I. The First Part of the Text: Breadth, Length, Depth, Height
“That ye may be able to comprehend with all saints, what is the breadth, and length, and depth, and height; and to know the love of Christ, which passeth knowledge.” Ephesians 3:18-19
The apostle having in the first chapter [of Ephesians] treated of the doctrine of election, and in the second of the reconciling of the Gentiles with the Jews to the Father by His Son, through the preaching of the gospel, comes in the third chapter to shew that that also was, as that of election, determined before the world began. Now, lest the afflictions that attend the gospel should, by its raging among these Ephesians, darken the glory of these things unto them; therefore he makes here a brief repetition and explanation, to the end they might be supported and made live above them. He also joins thereto a fervent prayer for them: that God would let them see, in the spirit and faith, how they, by God and by Christ, are secured from the evil of the worst that might come upon them.
“For this cause I bow my knees unto the Father of our Lord Jesus Christ, of whom the whole family in heaven and earth is named; that he would grant you, according to the riches of his glory, to be strengthened with might by his Spirit in the inner man; that Christ may dwell in your hearts by faith; that ye, being rooted and grounded in love, may be able to comprehend with all saints, what is the breadth, and length, and depth, and height; and to know the love of Christ, which passeth knowledge” (Eph 3:14-19).
Knowing that, their deep understanding what good by these were reserved for them, they would never be discouraged, whatever troubles should attend their profession.
“Breadth,” “length,” “depth,” and “height” are words that in themselves are both ambiguous and to wonderment: ambiguous because [they are] unexplained, and to wonderment because they carry in them an inexpressible something — and that something [is] that which far out-goes all those things that can be found in this world. The apostle here was under a spiritual surprise, for while meditating and writing, he was caught — the strength and glory of the truths that he was endeavouring to fasten upon the people to whom he wrote, took him away into their glory, beyond what could to the full be uttered. Besides, many times things are thus expressed on purpose to command attention — a stop and pause in the mind about them — and to divert, by their greatness, the heart from the world, unto which they naturally are so inclined. Also, truths are often delivered to us like wheat in full ears, to the end we should rub them out before we eat them; and take pains about them, before we have the comfort of them.

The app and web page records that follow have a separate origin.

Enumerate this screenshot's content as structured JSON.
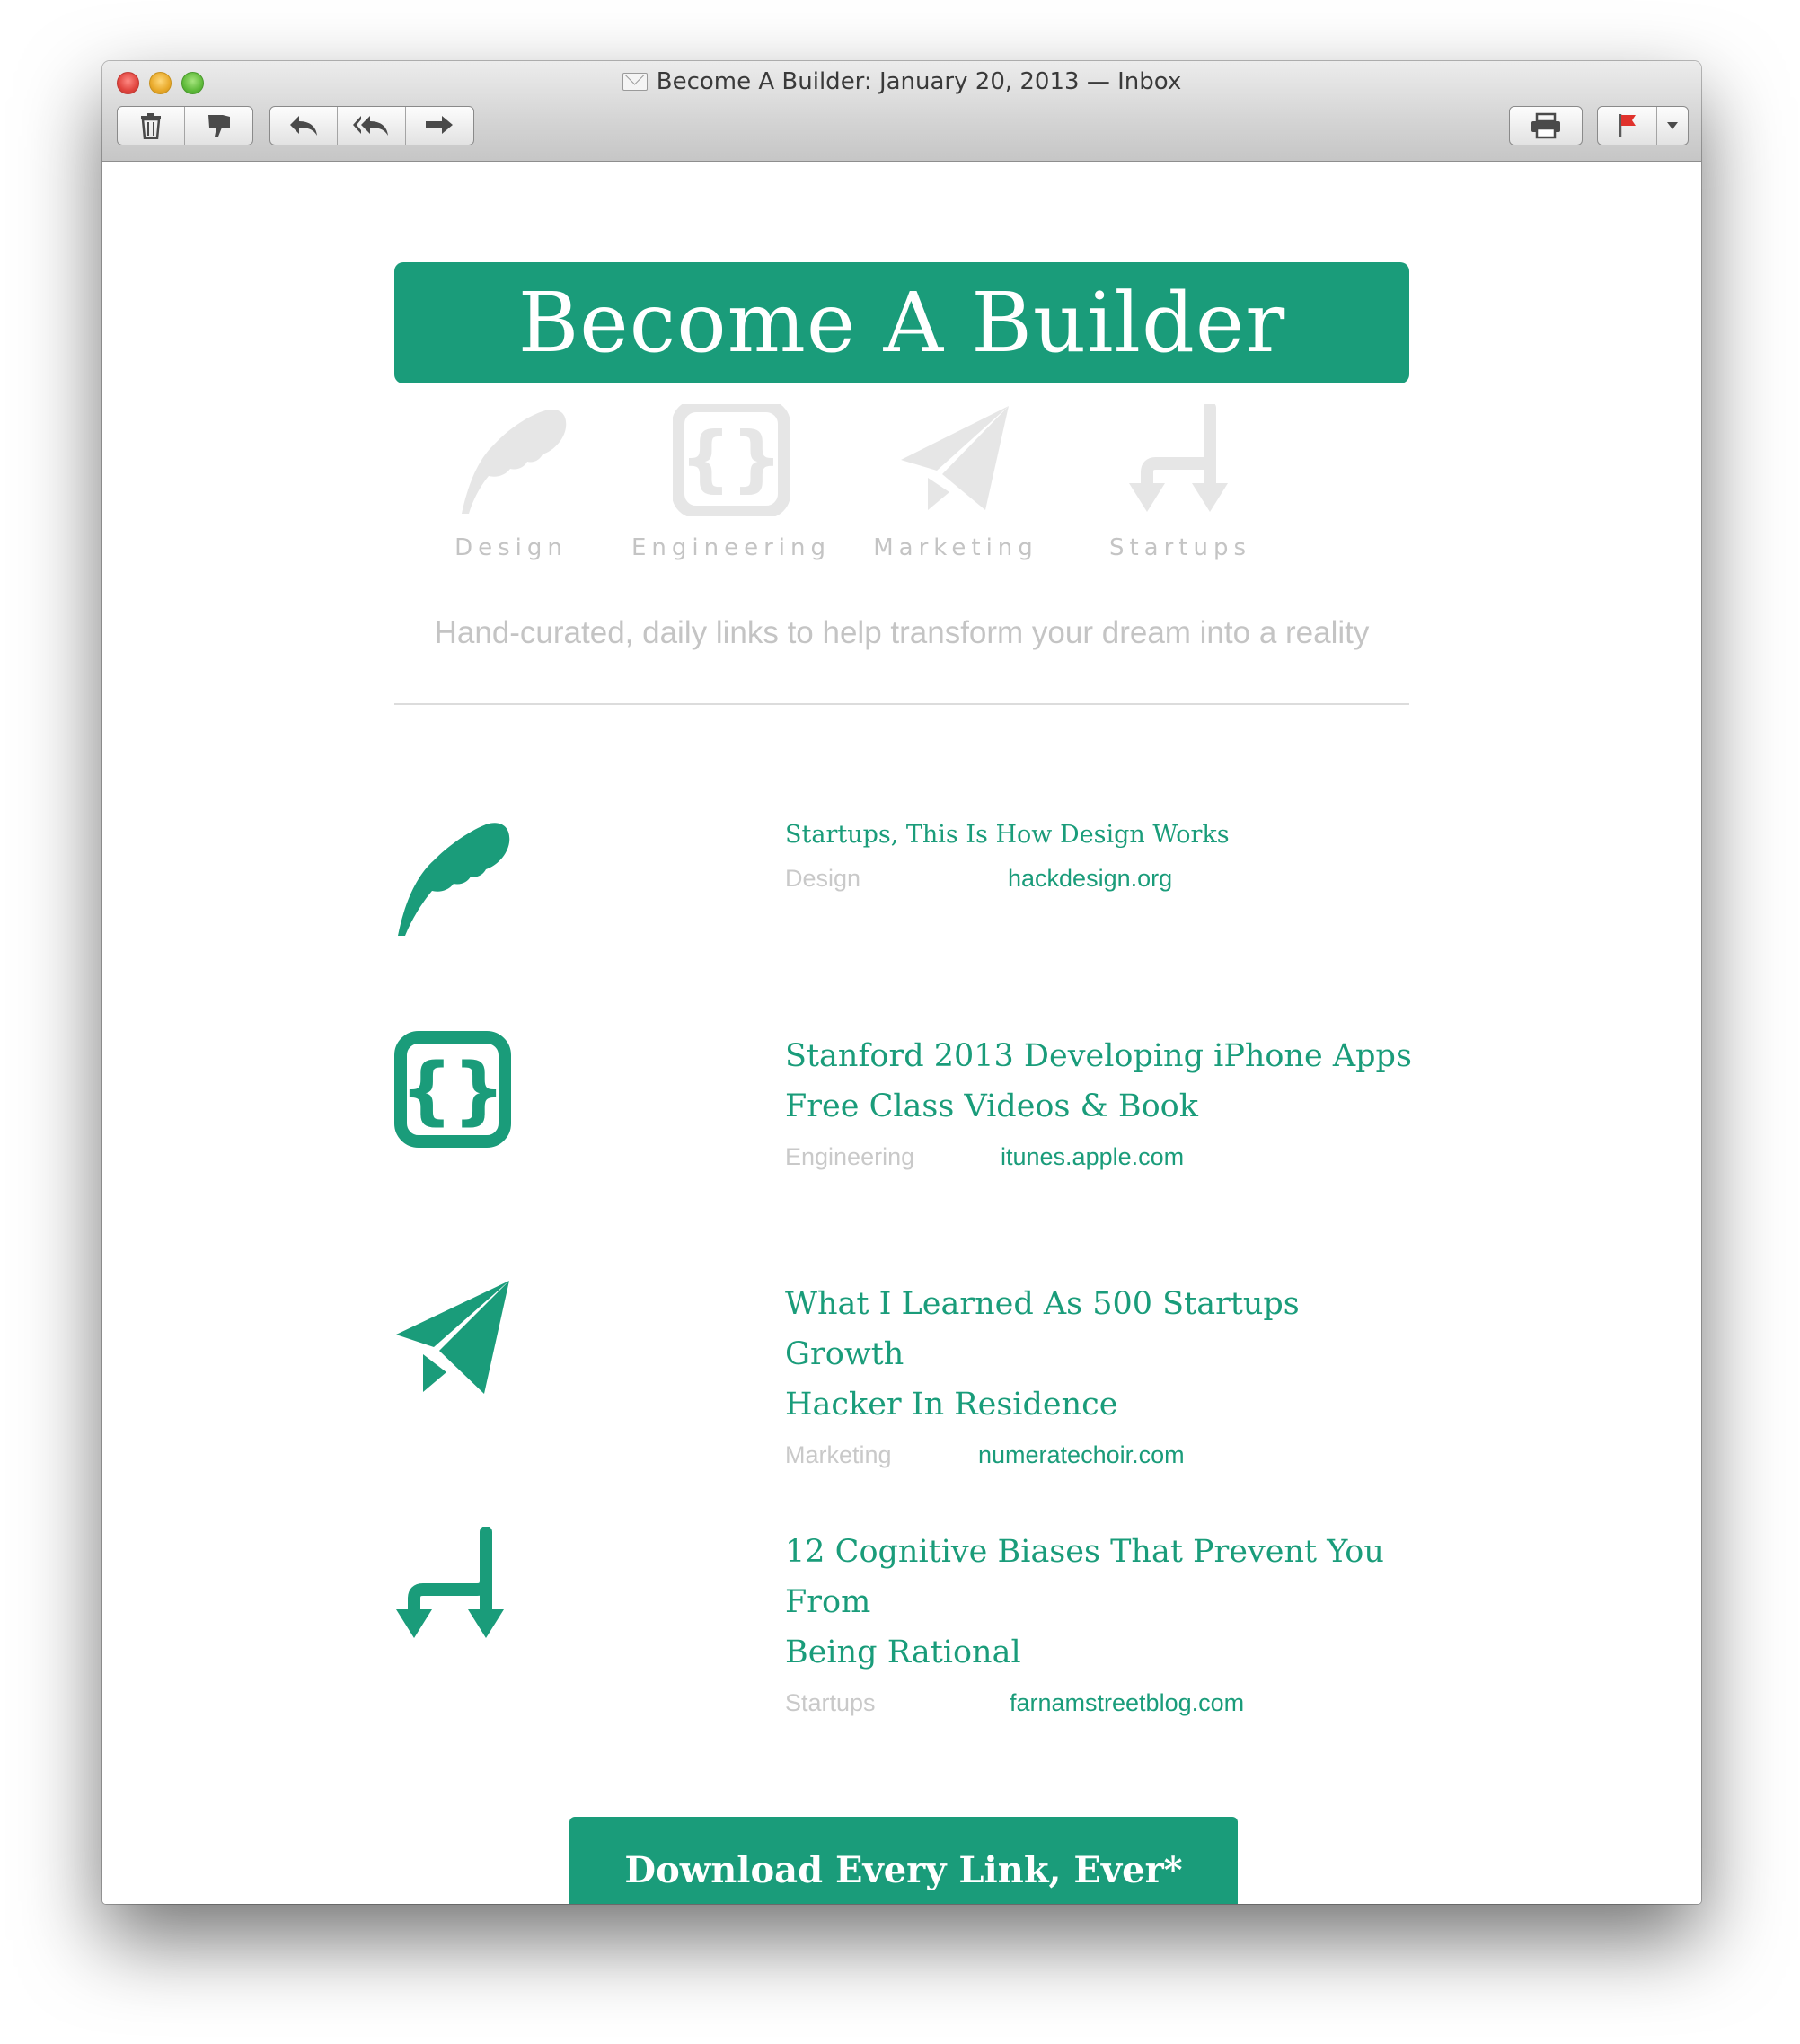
{
  "window": {
    "title": "Become A Builder: January 20, 2013 — Inbox",
    "toolbar": {
      "delete_icon": "trash-icon",
      "junk_icon": "thumbs-down-icon",
      "reply_icon": "reply-icon",
      "reply_all_icon": "reply-all-icon",
      "forward_icon": "forward-icon",
      "print_icon": "printer-icon",
      "flag_icon": "flag-icon",
      "flag_menu_icon": "chevron-down-icon"
    }
  },
  "email": {
    "header_title": "Become A Builder",
    "categories": [
      {
        "label": "Design",
        "icon": "feather-icon"
      },
      {
        "label": "Engineering",
        "icon": "braces-icon"
      },
      {
        "label": "Marketing",
        "icon": "paper-plane-icon"
      },
      {
        "label": "Startups",
        "icon": "fork-arrows-icon"
      }
    ],
    "tagline": "Hand-curated, daily links to help transform your dream into a reality",
    "links": [
      {
        "title": "Startups, This Is How Design Works",
        "category": "Design",
        "url": "hackdesign.org"
      },
      {
        "title_line1": "Stanford 2013 Developing iPhone Apps",
        "title_line2": "Free Class Videos & Book",
        "category": "Engineering",
        "url": "itunes.apple.com"
      },
      {
        "title_line1": "What I Learned As 500 Startups Growth",
        "title_line2": "Hacker In Residence",
        "category": "Marketing",
        "url": "numeratechoir.com"
      },
      {
        "title_line1": "12 Cognitive Biases That Prevent You From",
        "title_line2": "Being Rational",
        "category": "Startups",
        "url": "farnamstreetblog.com"
      }
    ],
    "cta_label": "Download Every Link, Ever*"
  },
  "colors": {
    "accent": "#1a9c7a",
    "muted": "#c4c4c4"
  }
}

Breadth, length, depth, and height. In my attempting to open these words, I will give you some that are of the same kind. And then show you, first, the reasons of them; and then also, secondly, something of their fullness.
Those [words] of the same kind are used sometimes a) to shew us the power, force, and subtlety of the enemies of God’s Church (Dan 4:11; Rom 8:38-39), but [sometimes] b) most properly to shew us the infinite and unsearchable greatness of God (Job 11:7-9; Rom 11:33). They are here to be taken in this second sense, that is, to suggest unto us the unsearchable and infinite greatness of God — Who is a breadth beyond all breadths, a length beyond all lengths, a depth beyond all depths, and a height beyond all heights; and that in all His attributes. He is an eternal being, an everlasting being, and in that respect He is beyond all measures, whether they be of breadth, length, depth, or height. In all His attributes, He is beyond all measure: whether you measure by words, by thoughts, or by the most enlarged and exquisite apprehension. His greatness is unsearchable; His judgments are unsearchable (Job 5:9); He is infinite in wisdom. “O! the depth of the riches both of the wisdom and knowledge of God!” (Rom 11:33). “If I speak of strength, lo, he is strong” (Job 9:19); yea, “the thunder of his power who can understand?” (Job 26:14). “There is none holy as the Lord” (1Sa 2:2); and, “his mercy is from everlasting to everlasting, upon them that fear him” (Psa 103:17).
If rightly considered, the greatness of God, of the God and Father of our Lord Jesus Christ, is that which will support the spirits of those of His people that are frighted with the greatness of their adversaries — for here is a greatness against a greatness. Pharaoh was great, but God more great: more great in power, more great in wisdom, more great every way for the help of His people; wherein they dealt proudly, He was above them. These words for this people, therefore, take in the great God, Who in His immensity and infinite greatness is beyond all beings.